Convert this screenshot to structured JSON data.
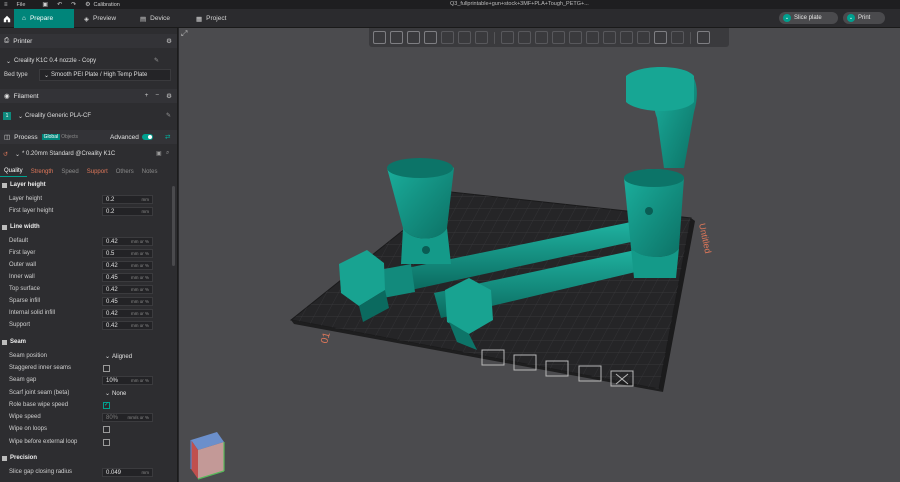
{
  "titlebar": {
    "file_menu": "File",
    "calibration": "Calibration",
    "window_title": "Q3_fullprintable+gun+stock+3MF+PLA+Tough_PETG+..."
  },
  "tabs": [
    {
      "label": "Prepare",
      "active": true
    },
    {
      "label": "Preview",
      "active": false
    },
    {
      "label": "Device",
      "active": false
    },
    {
      "label": "Project",
      "active": false
    }
  ],
  "actions": {
    "slice": "Slice plate",
    "print": "Print"
  },
  "printer": {
    "heading": "Printer",
    "name": "Creality K1C 0.4 nozzle - Copy",
    "bed_type_label": "Bed type",
    "bed_type_value": "Smooth PEI Plate / High Temp Plate"
  },
  "filament": {
    "heading": "Filament",
    "slot": "1",
    "name": "Creality Generic PLA-CF"
  },
  "process": {
    "heading": "Process",
    "toggle_global": "Global",
    "toggle_objects": "Objects",
    "advanced": "Advanced",
    "preset": "* 0.20mm Standard @Creality K1C",
    "tabs": [
      "Quality",
      "Strength",
      "Speed",
      "Support",
      "Others",
      "Notes"
    ]
  },
  "layer_height": {
    "title": "Layer height",
    "rows": [
      {
        "label": "Layer height",
        "value": "0.2",
        "unit": "mm"
      },
      {
        "label": "First layer height",
        "value": "0.2",
        "unit": "mm"
      }
    ]
  },
  "line_width": {
    "title": "Line width",
    "rows": [
      {
        "label": "Default",
        "value": "0.42",
        "unit": "mm or %"
      },
      {
        "label": "First layer",
        "value": "0.5",
        "unit": "mm or %"
      },
      {
        "label": "Outer wall",
        "value": "0.42",
        "unit": "mm or %"
      },
      {
        "label": "Inner wall",
        "value": "0.45",
        "unit": "mm or %"
      },
      {
        "label": "Top surface",
        "value": "0.42",
        "unit": "mm or %"
      },
      {
        "label": "Sparse infill",
        "value": "0.45",
        "unit": "mm or %"
      },
      {
        "label": "Internal solid infill",
        "value": "0.42",
        "unit": "mm or %"
      },
      {
        "label": "Support",
        "value": "0.42",
        "unit": "mm or %"
      }
    ]
  },
  "seam": {
    "title": "Seam",
    "seam_position_label": "Seam position",
    "seam_position_value": "Aligned",
    "staggered_label": "Staggered inner seams",
    "seam_gap_label": "Seam gap",
    "seam_gap_value": "10%",
    "seam_gap_unit": "mm or %",
    "scarf_label": "Scarf joint seam (beta)",
    "scarf_value": "None",
    "role_wipe_label": "Role base wipe speed",
    "wipe_speed_label": "Wipe speed",
    "wipe_speed_value": "80%",
    "wipe_speed_unit": "mm/s or %",
    "wipe_loops_label": "Wipe on loops",
    "wipe_before_label": "Wipe before external loop"
  },
  "precision": {
    "title": "Precision",
    "slice_gap_label": "Slice gap closing radius",
    "slice_gap_value": "0.049",
    "slice_gap_unit": "mm"
  },
  "viewport": {
    "plate_label": "Untitled",
    "plate_number": "01",
    "colors": {
      "model": "#16998a",
      "model_dark": "#0f6f64",
      "plate": "#2b2b2d",
      "accent": "#e0785a"
    }
  }
}
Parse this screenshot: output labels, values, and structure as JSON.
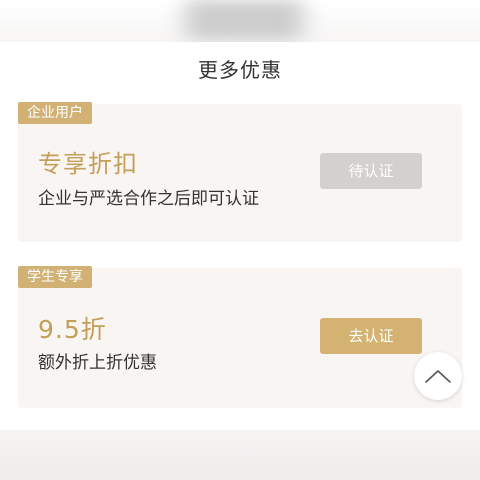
{
  "section": {
    "title": "更多优惠"
  },
  "cards": [
    {
      "badge": "企业用户",
      "title": "专享折扣",
      "description": "企业与严选合作之后即可认证",
      "button": "待认证",
      "button_state": "disabled"
    },
    {
      "badge": "学生专享",
      "title": "9.5折",
      "description": "额外折上折优惠",
      "button": "去认证",
      "button_state": "enabled"
    }
  ],
  "icons": {
    "scroll_top": "chevron-up-icon"
  },
  "colors": {
    "accent_gold": "#d2b174",
    "title_gold": "#c39f5a",
    "disabled_gray": "#d3d0ce",
    "card_bg": "#f8f5f2"
  }
}
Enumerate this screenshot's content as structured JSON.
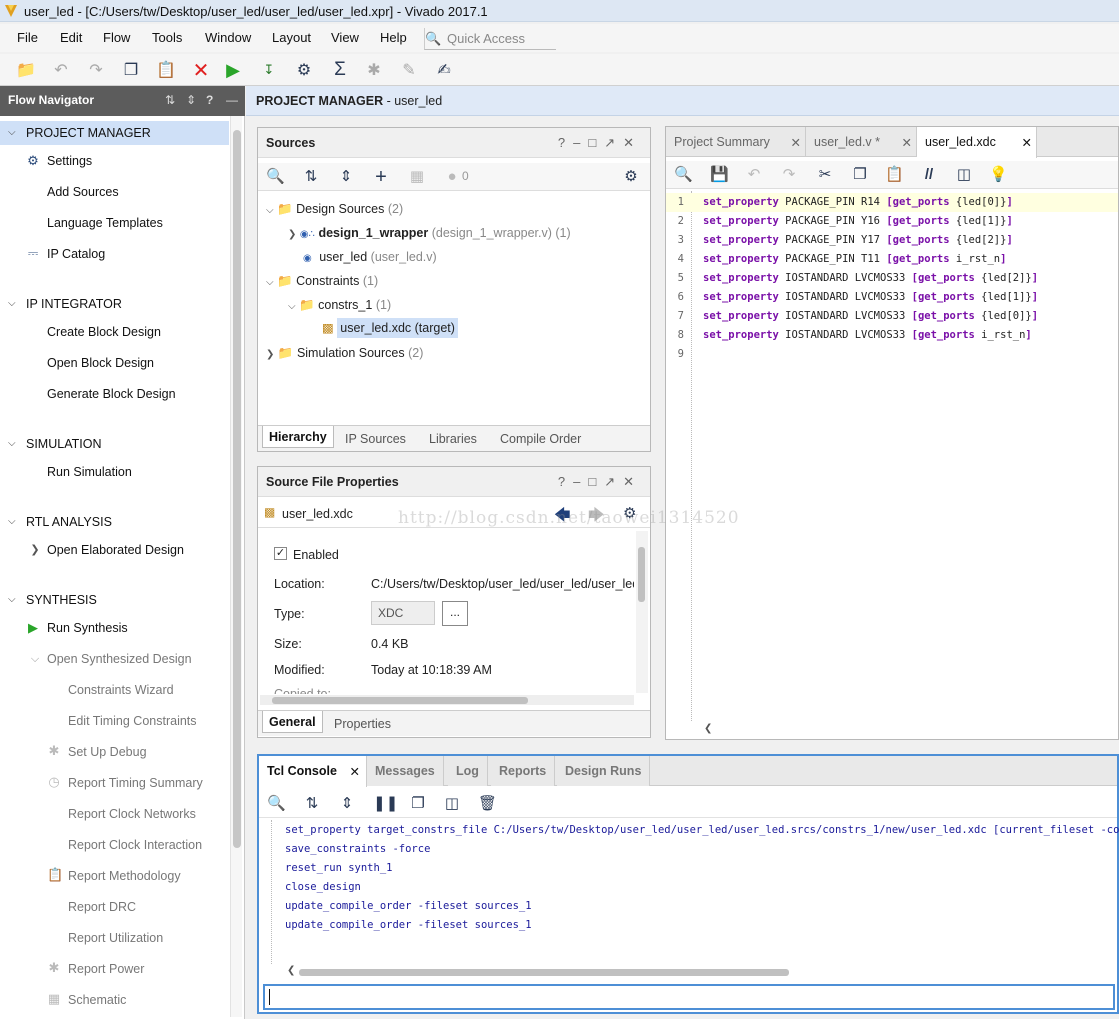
{
  "window": {
    "title": "user_led - [C:/Users/tw/Desktop/user_led/user_led/user_led.xpr] - Vivado 2017.1"
  },
  "menu": [
    "File",
    "Edit",
    "Flow",
    "Tools",
    "Window",
    "Layout",
    "View",
    "Help"
  ],
  "quick_access": {
    "placeholder": "Quick Access"
  },
  "flow_navigator": {
    "title": "Flow Navigator",
    "sections": [
      {
        "label": "PROJECT MANAGER",
        "items": [
          "Settings",
          "Add Sources",
          "Language Templates",
          "IP Catalog"
        ]
      },
      {
        "label": "IP INTEGRATOR",
        "items": [
          "Create Block Design",
          "Open Block Design",
          "Generate Block Design"
        ]
      },
      {
        "label": "SIMULATION",
        "items": [
          "Run Simulation"
        ]
      },
      {
        "label": "RTL ANALYSIS",
        "items": [
          "Open Elaborated Design"
        ]
      },
      {
        "label": "SYNTHESIS",
        "items": [
          "Run Synthesis",
          "Open Synthesized Design",
          "Constraints Wizard",
          "Edit Timing Constraints",
          "Set Up Debug",
          "Report Timing Summary",
          "Report Clock Networks",
          "Report Clock Interaction",
          "Report Methodology",
          "Report DRC",
          "Report Utilization",
          "Report Power",
          "Schematic"
        ]
      }
    ]
  },
  "project_bar": {
    "prefix": "PROJECT MANAGER",
    "sep": " - ",
    "name": "user_led"
  },
  "sources": {
    "title": "Sources",
    "badge_count": "0",
    "tree": {
      "design_sources": "Design Sources",
      "design_sources_count": "(2)",
      "wrapper": "design_1_wrapper",
      "wrapper_detail": "(design_1_wrapper.v) (1)",
      "user_led": "user_led",
      "user_led_detail": "(user_led.v)",
      "constraints": "Constraints",
      "constraints_count": "(1)",
      "constrs": "constrs_1",
      "constrs_count": "(1)",
      "xdc": "user_led.xdc (target)",
      "sim_sources": "Simulation Sources",
      "sim_sources_count": "(2)"
    },
    "tabs": [
      "Hierarchy",
      "IP Sources",
      "Libraries",
      "Compile Order"
    ]
  },
  "file_props": {
    "title": "Source File Properties",
    "file": "user_led.xdc",
    "enabled": "Enabled",
    "location_label": "Location:",
    "location": "C:/Users/tw/Desktop/user_led/user_led/user_led",
    "type_label": "Type:",
    "type": "XDC",
    "type_btn": "...",
    "size_label": "Size:",
    "size": "0.4 KB",
    "modified_label": "Modified:",
    "modified": "Today at 10:18:39 AM",
    "copied_label": "Copied to:",
    "tabs": [
      "General",
      "Properties"
    ]
  },
  "editor": {
    "tabs": [
      "Project Summary",
      "user_led.v *",
      "user_led.xdc"
    ],
    "lines": [
      {
        "n": "1",
        "cmd": "set_property",
        "mid": " PACKAGE_PIN R14 ",
        "gp": "[get_ports",
        "arg": " {led[0]}",
        "end": "]"
      },
      {
        "n": "2",
        "cmd": "set_property",
        "mid": " PACKAGE_PIN Y16 ",
        "gp": "[get_ports",
        "arg": " {led[1]}",
        "end": "]"
      },
      {
        "n": "3",
        "cmd": "set_property",
        "mid": " PACKAGE_PIN Y17 ",
        "gp": "[get_ports",
        "arg": " {led[2]}",
        "end": "]"
      },
      {
        "n": "4",
        "cmd": "set_property",
        "mid": " PACKAGE_PIN T11 ",
        "gp": "[get_ports",
        "arg": " i_rst_n",
        "end": "]"
      },
      {
        "n": "5",
        "cmd": "set_property",
        "mid": " IOSTANDARD LVCMOS33 ",
        "gp": "[get_ports",
        "arg": " {led[2]}",
        "end": "]"
      },
      {
        "n": "6",
        "cmd": "set_property",
        "mid": " IOSTANDARD LVCMOS33 ",
        "gp": "[get_ports",
        "arg": " {led[1]}",
        "end": "]"
      },
      {
        "n": "7",
        "cmd": "set_property",
        "mid": " IOSTANDARD LVCMOS33 ",
        "gp": "[get_ports",
        "arg": " {led[0]}",
        "end": "]"
      },
      {
        "n": "8",
        "cmd": "set_property",
        "mid": " IOSTANDARD LVCMOS33 ",
        "gp": "[get_ports",
        "arg": " i_rst_n",
        "end": "]"
      },
      {
        "n": "9",
        "cmd": "",
        "mid": "",
        "gp": "",
        "arg": "",
        "end": ""
      }
    ]
  },
  "watermark": "http://blog.csdn.net/taowei1314520",
  "console": {
    "tabs": [
      "Tcl Console",
      "Messages",
      "Log",
      "Reports",
      "Design Runs"
    ],
    "lines": [
      "set_property target_constrs_file C:/Users/tw/Desktop/user_led/user_led/user_led.srcs/constrs_1/new/user_led.xdc [current_fileset -constrset",
      "save_constraints -force",
      "reset_run synth_1",
      "close_design",
      "update_compile_order -fileset sources_1",
      "update_compile_order -fileset sources_1"
    ]
  },
  "colors": {
    "accent": "#4d8fd6",
    "keyword": "#7a10a8",
    "console_text": "#1a1a9a",
    "run_green": "#2aa52a",
    "stop_red": "#e02020"
  }
}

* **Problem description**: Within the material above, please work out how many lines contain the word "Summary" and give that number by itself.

* **Answer to this exercise**: 2